prkcs on LibraryThing More than 1 year ago
After their archaeologist mother fails to return from Mexico and they discover that someone is stalking their Albuquerque house, twelve-year-old Kevin and his opera-singing older sister flee to Venice, California, where they hope that new identities will keep them safe.
Anonymous More than 1 year ago
I think this book had a lot of adventure, but the author could have put more detail into his descriptions of the characters. I enjoyed the plot, it gave great suspense to the reader. The author made a good point of explaining the Toad, though, which I liked a lot. It gave you a mystery of sorts to solve, with clues throughout the book. Overall, this book was a book I would recommend to people for an enjoyable read.
Guest More than 1 year ago
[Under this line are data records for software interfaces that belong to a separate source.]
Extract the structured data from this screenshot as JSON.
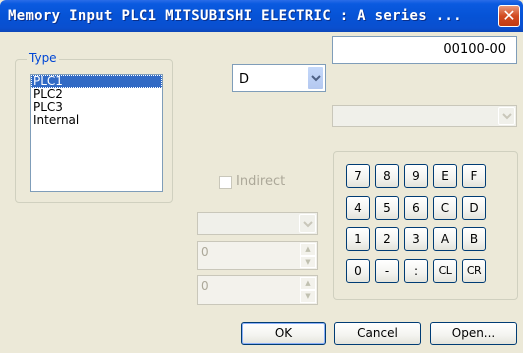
{
  "window": {
    "title": "Memory Input  PLC1 MITSUBISHI ELECTRIC : A series ...",
    "close_symbol": "✕"
  },
  "type_group": {
    "label": "Type",
    "items": [
      {
        "label": "PLC1",
        "selected": true
      },
      {
        "label": "PLC2",
        "selected": false
      },
      {
        "label": "PLC3",
        "selected": false
      },
      {
        "label": "Internal",
        "selected": false
      }
    ]
  },
  "device_combo": {
    "value": "D"
  },
  "address_field": {
    "value": "00100-00"
  },
  "secondary_combo": {
    "value": ""
  },
  "indirect": {
    "label": "Indirect",
    "checked": false,
    "enabled": false
  },
  "indirect_combo": {
    "value": ""
  },
  "spin1": {
    "value": "0"
  },
  "spin2": {
    "value": "0"
  },
  "keypad": {
    "keys": [
      "7",
      "8",
      "9",
      "E",
      "F",
      "4",
      "5",
      "6",
      "C",
      "D",
      "1",
      "2",
      "3",
      "A",
      "B",
      "0",
      "-",
      ":",
      "CL",
      "CR"
    ]
  },
  "buttons": {
    "ok": "OK",
    "cancel": "Cancel",
    "open": "Open..."
  }
}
This book has alot adventure,suspense,and fortune telling.Some where at the end Kevin and Holly new who the Toad really is and Holly became a famous oprea singer